REQUIRED WORK: Here the job is to copy the data exactly and to exclude every image from it.

===== RECORDS PROVIDED =====

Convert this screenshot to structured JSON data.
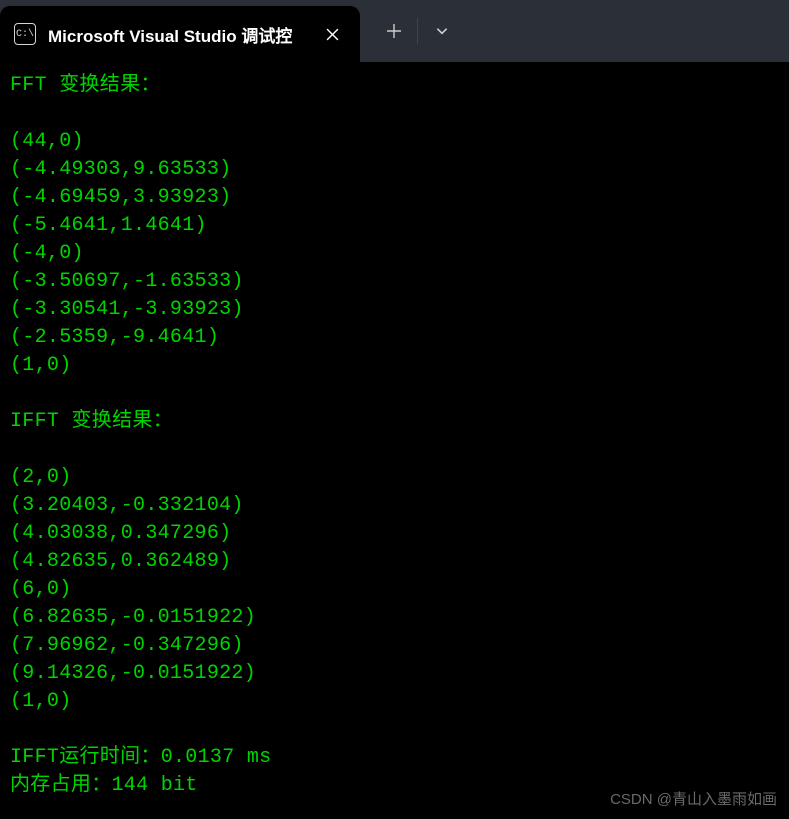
{
  "window": {
    "tab_title": "Microsoft Visual Studio 调试控",
    "tab_icon_label": "C:\\"
  },
  "terminal": {
    "lines": [
      "FFT 变换结果：",
      "",
      "(44,0)",
      "(-4.49303,9.63533)",
      "(-4.69459,3.93923)",
      "(-5.4641,1.4641)",
      "(-4,0)",
      "(-3.50697,-1.63533)",
      "(-3.30541,-3.93923)",
      "(-2.5359,-9.4641)",
      "(1,0)",
      "",
      "IFFT 变换结果：",
      "",
      "(2,0)",
      "(3.20403,-0.332104)",
      "(4.03038,0.347296)",
      "(4.82635,0.362489)",
      "(6,0)",
      "(6.82635,-0.0151922)",
      "(7.96962,-0.347296)",
      "(9.14326,-0.0151922)",
      "(1,0)",
      "",
      "IFFT运行时间：0.0137 ms",
      "内存占用：144 bit"
    ]
  },
  "watermark": "CSDN @青山入墨雨如画"
}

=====

RESULT FOR THIS TASK:
Convert this screenshot to structured JSON data.
{
  "window": {
    "tab_title": "Microsoft Visual Studio 调试控",
    "tab_icon_label": "C:\\"
  },
  "terminal": {
    "lines": [
      "FFT 变换结果：",
      "",
      "(44,0)",
      "(-4.49303,9.63533)",
      "(-4.69459,3.93923)",
      "(-5.4641,1.4641)",
      "(-4,0)",
      "(-3.50697,-1.63533)",
      "(-3.30541,-3.93923)",
      "(-2.5359,-9.4641)",
      "(1,0)",
      "",
      "IFFT 变换结果：",
      "",
      "(2,0)",
      "(3.20403,-0.332104)",
      "(4.03038,0.347296)",
      "(4.82635,0.362489)",
      "(6,0)",
      "(6.82635,-0.0151922)",
      "(7.96962,-0.347296)",
      "(9.14326,-0.0151922)",
      "(1,0)",
      "",
      "IFFT运行时间：0.0137 ms",
      "内存占用：144 bit"
    ]
  },
  "watermark": "CSDN @青山入墨雨如画"
}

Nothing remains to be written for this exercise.